* **Work required**: Show only those lines of the entries where the string "icon" is found.
▽
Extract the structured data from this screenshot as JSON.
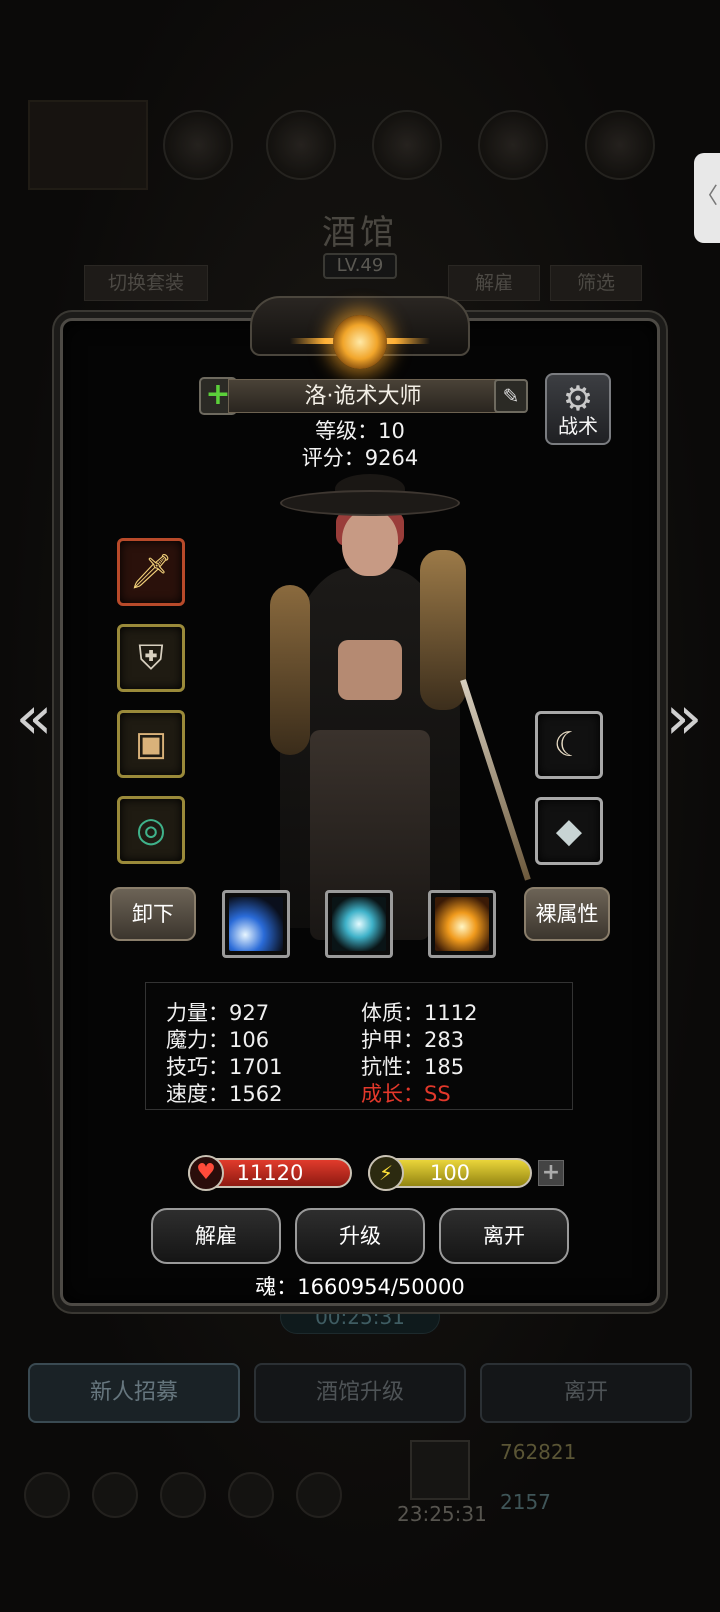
{
  "background": {
    "title": "酒馆",
    "level": "LV.49",
    "switch_outfit": "切换套装",
    "dismiss": "解雇",
    "filter": "筛选",
    "countdown": "00:25:31",
    "bottom_buttons": [
      "新人招募",
      "酒馆升级",
      "离开"
    ],
    "gold": "762821",
    "gems": "2157",
    "gift_timer": "23:25:31",
    "side_tab": "〈"
  },
  "hero": {
    "name": "洛·诡术大师",
    "level_line": "等级：10",
    "score_line": "评分：9264",
    "tactics_label": "战术"
  },
  "equipment": {
    "left": [
      {
        "icon": "dagger-icon",
        "glyph": "🗡",
        "rarity": "red"
      },
      {
        "icon": "helmet-icon",
        "glyph": "⛨",
        "rarity": "gold"
      },
      {
        "icon": "scroll-icon",
        "glyph": "▣",
        "rarity": "gold"
      },
      {
        "icon": "ring-icon",
        "glyph": "◎",
        "rarity": "gold"
      }
    ],
    "right": [
      {
        "icon": "claw-icon",
        "glyph": "☾",
        "rarity": "plain"
      },
      {
        "icon": "stone-icon",
        "glyph": "◆",
        "rarity": "plain"
      }
    ]
  },
  "buttons": {
    "unequip": "卸下",
    "base_stats": "裸属性",
    "dismiss": "解雇",
    "upgrade": "升级",
    "leave": "离开"
  },
  "skills": [
    {
      "icon": "light-beam-skill-icon",
      "color": "#2a6bd8"
    },
    {
      "icon": "wind-slash-skill-icon",
      "color": "#3fb2c9"
    },
    {
      "icon": "fire-burst-skill-icon",
      "color": "#f09a1c"
    }
  ],
  "stats": {
    "strength": "力量：927",
    "magic": "魔力：106",
    "skill": "技巧：1701",
    "speed": "速度：1562",
    "constitution": "体质：1112",
    "armor": "护甲：283",
    "resistance": "抗性：185",
    "growth": "成长：SS"
  },
  "hp": "11120",
  "energy": "100",
  "soul": "魂：1660954/50000",
  "colors": {
    "growth": "#e3382b",
    "hp": "#e13b2c",
    "energy": "#ead53a"
  }
}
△
* **Exercise solution**:
        "icon": "dagger-icon",
        "icon": "helmet-icon",
        "icon": "scroll-icon",
        "icon": "ring-icon",
        "icon": "claw-icon",
        "icon": "stone-icon",
      "icon": "light-beam-skill-icon",
      "icon": "wind-slash-skill-icon",
      "icon": "fire-burst-skill-icon",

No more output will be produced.